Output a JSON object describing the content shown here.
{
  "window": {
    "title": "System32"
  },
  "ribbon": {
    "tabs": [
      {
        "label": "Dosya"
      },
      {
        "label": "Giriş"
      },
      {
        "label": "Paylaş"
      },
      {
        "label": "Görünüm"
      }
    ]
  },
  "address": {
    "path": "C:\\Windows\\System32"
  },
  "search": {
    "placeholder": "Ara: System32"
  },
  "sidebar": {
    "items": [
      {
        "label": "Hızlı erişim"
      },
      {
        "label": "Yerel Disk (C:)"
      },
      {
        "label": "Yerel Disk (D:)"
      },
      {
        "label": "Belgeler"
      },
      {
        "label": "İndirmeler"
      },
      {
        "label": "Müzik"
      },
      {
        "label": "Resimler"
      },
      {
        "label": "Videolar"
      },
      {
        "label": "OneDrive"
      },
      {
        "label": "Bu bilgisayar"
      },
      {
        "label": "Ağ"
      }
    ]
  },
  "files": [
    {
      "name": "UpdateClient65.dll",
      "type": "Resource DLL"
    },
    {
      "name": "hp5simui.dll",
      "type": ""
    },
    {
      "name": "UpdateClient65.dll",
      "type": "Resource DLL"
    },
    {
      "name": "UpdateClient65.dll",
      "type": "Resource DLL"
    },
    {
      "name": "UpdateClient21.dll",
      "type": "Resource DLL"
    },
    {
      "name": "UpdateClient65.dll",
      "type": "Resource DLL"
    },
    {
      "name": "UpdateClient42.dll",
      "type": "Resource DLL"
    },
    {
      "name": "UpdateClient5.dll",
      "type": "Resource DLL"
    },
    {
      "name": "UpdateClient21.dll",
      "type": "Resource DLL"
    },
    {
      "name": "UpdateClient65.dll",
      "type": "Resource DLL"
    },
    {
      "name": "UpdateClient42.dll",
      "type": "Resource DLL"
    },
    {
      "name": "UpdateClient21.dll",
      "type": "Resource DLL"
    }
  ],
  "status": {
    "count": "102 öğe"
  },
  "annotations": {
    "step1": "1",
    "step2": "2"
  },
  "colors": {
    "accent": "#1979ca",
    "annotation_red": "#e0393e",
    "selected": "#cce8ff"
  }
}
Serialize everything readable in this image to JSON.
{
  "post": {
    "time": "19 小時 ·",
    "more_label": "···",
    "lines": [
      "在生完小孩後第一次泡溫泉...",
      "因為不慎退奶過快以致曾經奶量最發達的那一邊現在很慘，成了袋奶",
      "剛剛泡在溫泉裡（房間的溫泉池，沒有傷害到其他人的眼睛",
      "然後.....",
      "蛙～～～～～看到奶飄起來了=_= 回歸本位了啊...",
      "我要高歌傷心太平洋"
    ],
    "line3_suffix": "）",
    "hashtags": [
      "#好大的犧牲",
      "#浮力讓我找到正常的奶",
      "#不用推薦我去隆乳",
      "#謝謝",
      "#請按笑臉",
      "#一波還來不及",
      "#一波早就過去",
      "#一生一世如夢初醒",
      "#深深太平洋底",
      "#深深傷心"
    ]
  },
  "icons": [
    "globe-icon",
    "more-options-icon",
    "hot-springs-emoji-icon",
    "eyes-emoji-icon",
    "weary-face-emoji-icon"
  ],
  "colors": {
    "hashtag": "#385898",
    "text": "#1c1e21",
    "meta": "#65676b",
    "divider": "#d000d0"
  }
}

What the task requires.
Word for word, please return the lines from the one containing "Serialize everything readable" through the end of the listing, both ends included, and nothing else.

Answer space.
Serialize everything readable in this image to JSON.
{
  "post": {
    "time": "19 小時 ·",
    "more_label": "···",
    "lines": [
      "在生完小孩後第一次泡溫泉...",
      "因為不慎退奶過快以致曾經奶量最發達的那一邊現在很慘，成了袋奶",
      "剛剛泡在溫泉裡（房間的溫泉池，沒有傷害到其他人的眼睛",
      "然後.....",
      "蛙～～～～～看到奶飄起來了=_= 回歸本位了啊...",
      "我要高歌傷心太平洋"
    ],
    "line3_suffix": "）",
    "hashtags": [
      "#好大的犧牲",
      "#浮力讓我找到正常的奶",
      "#不用推薦我去隆乳",
      "#謝謝",
      "#請按笑臉",
      "#一波還來不及",
      "#一波早就過去",
      "#一生一世如夢初醒",
      "#深深太平洋底",
      "#深深傷心"
    ]
  },
  "icons": [
    "globe-icon",
    "more-options-icon",
    "hot-springs-emoji-icon",
    "eyes-emoji-icon",
    "weary-face-emoji-icon"
  ],
  "colors": {
    "hashtag": "#385898",
    "text": "#1c1e21",
    "meta": "#65676b",
    "divider": "#d000d0"
  }
}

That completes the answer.